Lanier’s sister Teddy, meanwhile, was a fashion model in New York. She took a copy of the single to music publisher Phil Kahl, who passed it on to nightclub owner Morris Levy.

Levy decided to release the songs as separate singles – one by Knox, the other by Bowen – on his newly-formed label, Roulette, in January 1957. Both became million-sellers. I’m Stickin’ With You reached No.14, but Party Doll did better, hitting No.2 in the US.

Hula Love (1957)


Phil Kahl became Knox’s manager and secured him a spot on US television’s biggest entertainment programme of the day, The Ed Sullivan Show. Overnight, the farm boy became a star. And even though Dick Clark refused to play the song because of the hook line, “I’ll make love to you”, that couldn’t stop its runaway success.

A contemporaneous cover version by Steve Lawrence also hit the Billboard Top 10 while Wingy Manone and Roy Brown aimed versions at the R&B market.

Knox’s momentum was broken, though, when he was drafted into the US army at the height of Party Doll’s success and planned European dates including a London Palladium show had to be scrapped. He was, however, given leave to promote his follow-up single Rock Your Little Baby To Sleep on The Ed Sullivan Show, on the condition that he appeared in uniform. The disc was credited to ‘Lieutenant Buddy Knox’ and made No.23 on Billboard’s chart.


The hits continued with Hula Love and Somebody Touched Me, but grew smaller with That’s Why I Cry and I Think I’m Gonna Kill Myself, a break-up song with a title that ensured many radio stations wouldn’t play it.

By the end of the 1950s, Knox had become disillusioned with Roulette who wanted to smooth out the rough edges of his rock’n’roll sound to broaden his commercial appeal. Buddy wanted to stick to his guns and knock out a raucous Tex Mex rockabilly and rock’n’roll hybrid.

Worse, he wasn’t receiving any royalties. Reportedly, Roulette ended up owning all of his recordings and cut of the publishing, scooping up all the accrued royalties and leaving Knox with nothing.

Somebody Touched Me (1958)


Moving to Liberty, Knox recorded songs about Chinese and Mexican lovers (Ling-Ting-Tong and Chi-Hua-Hua) in an effort to recreate the success of the Hawaiian-themed Hula Love, but without success.

More impressive were the gritty rocker Jo Ann on Ruff in 1965 and the Monkees-flavoured Sixteen Feet of Patio in 1966, but it wasn’t until the country-rock Gypsy Man two years later that he found himself back on a chart, this time the country listing.

After divorcing his first wife, Knox relocated to Canada in 1970 and opened a successful country nightclub, the Purple Steer, in Vancouver.

“Dad always said that Canada reminded him of Texas, only with colder winters,” his son Michael reported to the Winnipeg Free Press. “He loved Canada.”

Hard Knocks And Bobby Sox (1994)

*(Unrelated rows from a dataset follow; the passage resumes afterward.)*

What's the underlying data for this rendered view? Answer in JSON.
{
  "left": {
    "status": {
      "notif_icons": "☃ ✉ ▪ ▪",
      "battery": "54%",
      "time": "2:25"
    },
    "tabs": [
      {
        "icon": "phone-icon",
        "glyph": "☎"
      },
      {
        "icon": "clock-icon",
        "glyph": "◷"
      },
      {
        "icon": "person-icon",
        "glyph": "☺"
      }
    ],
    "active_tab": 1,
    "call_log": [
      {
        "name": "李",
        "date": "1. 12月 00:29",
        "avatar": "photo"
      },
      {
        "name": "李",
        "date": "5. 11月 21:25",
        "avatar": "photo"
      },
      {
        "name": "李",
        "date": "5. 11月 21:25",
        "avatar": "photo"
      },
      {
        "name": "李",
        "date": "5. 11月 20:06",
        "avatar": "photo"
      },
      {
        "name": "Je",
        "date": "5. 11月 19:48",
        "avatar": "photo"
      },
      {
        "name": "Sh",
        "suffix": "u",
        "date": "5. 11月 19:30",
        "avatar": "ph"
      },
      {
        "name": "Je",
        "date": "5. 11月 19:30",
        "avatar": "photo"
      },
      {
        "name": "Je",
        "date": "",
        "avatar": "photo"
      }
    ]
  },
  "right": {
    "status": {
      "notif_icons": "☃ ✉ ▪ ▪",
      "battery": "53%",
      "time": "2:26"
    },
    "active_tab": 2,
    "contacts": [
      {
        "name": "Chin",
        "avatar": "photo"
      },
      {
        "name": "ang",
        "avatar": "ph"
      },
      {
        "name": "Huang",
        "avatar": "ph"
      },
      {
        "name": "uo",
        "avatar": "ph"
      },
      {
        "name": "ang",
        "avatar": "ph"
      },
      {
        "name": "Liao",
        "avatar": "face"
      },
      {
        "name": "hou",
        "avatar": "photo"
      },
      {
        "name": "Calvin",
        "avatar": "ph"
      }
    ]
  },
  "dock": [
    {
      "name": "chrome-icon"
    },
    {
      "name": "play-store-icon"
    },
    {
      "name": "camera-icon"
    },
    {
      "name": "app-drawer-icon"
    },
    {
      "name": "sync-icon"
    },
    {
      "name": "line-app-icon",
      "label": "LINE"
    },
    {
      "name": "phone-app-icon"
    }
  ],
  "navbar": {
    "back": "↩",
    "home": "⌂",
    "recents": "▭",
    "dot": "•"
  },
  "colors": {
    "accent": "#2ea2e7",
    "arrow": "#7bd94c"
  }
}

Aligned with the outlaw country movement in America and the rockabilly revival circuit in Europe, Knox toured constantly but called Canada his home until 1990, when the onset of depression and heavy drinking brought about the end of his third marriage.

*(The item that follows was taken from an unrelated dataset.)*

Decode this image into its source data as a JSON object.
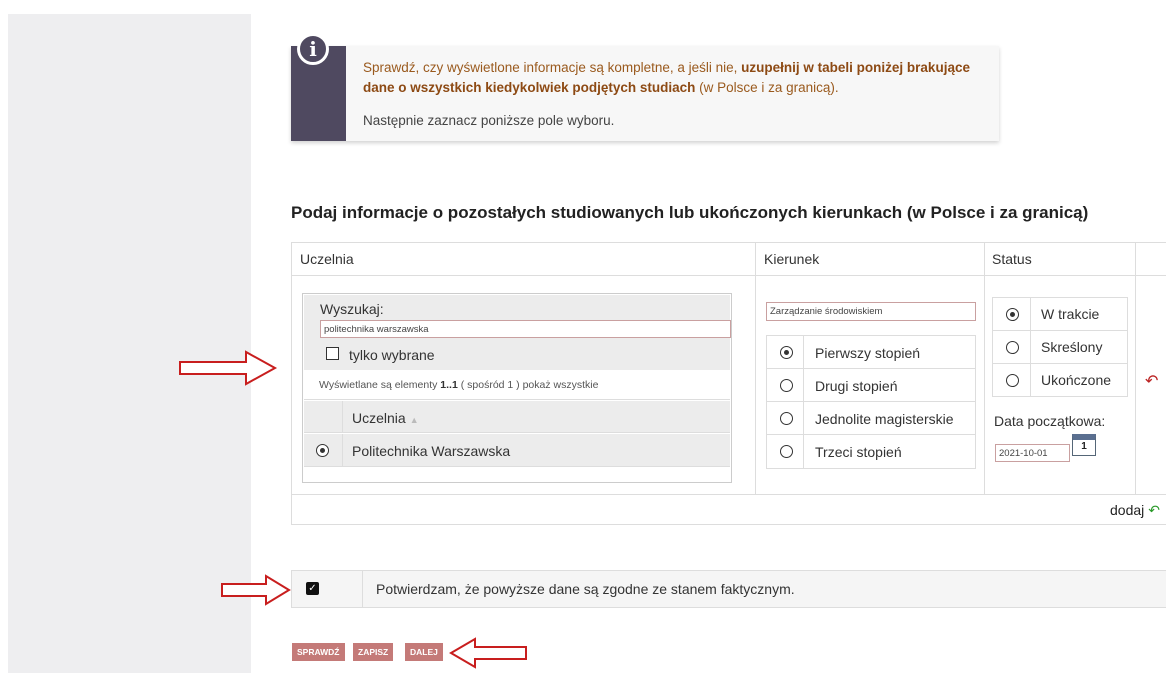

At that point, he moved to Port Orchard, Washington State, where, in 1994, he released his final album, a compilation called Hard Knocks And Bobby Sox.

In January 1999, the singer fell and broke his hip. An examination revealed bone cancer, which had spread throughout his body. He died within a couple of weeks, on 14 February, aged 65, and was buried in Canyon, Texas, not far from his birthplace.

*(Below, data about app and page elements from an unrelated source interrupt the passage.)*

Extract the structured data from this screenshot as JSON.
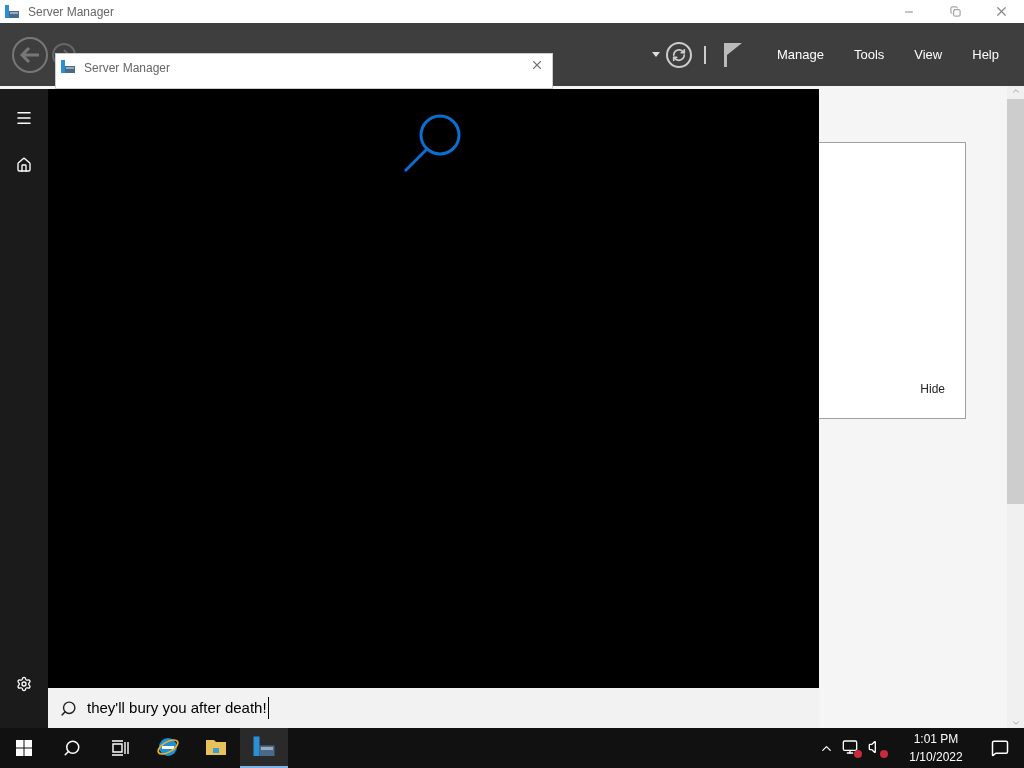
{
  "app_window": {
    "title": "Server Manager",
    "menu": [
      "Manage",
      "Tools",
      "View",
      "Help"
    ],
    "card": {
      "link": "Hide"
    }
  },
  "popup_window": {
    "title": "Server Manager"
  },
  "search": {
    "value": "they'll bury you after death!"
  },
  "taskbar": {
    "pinned": [
      {
        "kind": "browser",
        "running": false
      },
      {
        "kind": "folder",
        "running": false
      },
      {
        "kind": "server",
        "running": true
      }
    ]
  },
  "clock": {
    "time": "1:01 PM",
    "date": "1/10/2022"
  }
}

Knox was posthumously inducted into the Rockabilly Hall Of Fame, while the Rock And Roll Hall Of Fame listed Party Doll as one of the 500 songs that shaped rock’n’roll.

Listen to the best of Buddy Knox here

Sign up to the Vintage Rock Newsletter


The post Remembering the Texan rockabilly pioneer Buddy Knox appeared first on Vintage Rock.

Written by: Vintage Rock

Rate it

Post comments (0)

Leave a reply

Your email address will not be published. Required fields are marked *

Who we are

Whether you’re a fan of classic rock, alternative, or heavy metal, LP Rock has got you covered. Our curated stations and live DJ sets will keep you entertained and rocking out for hours on end.

Listen Links

LP Classic Rock

LP Active Rock

LP Country Rock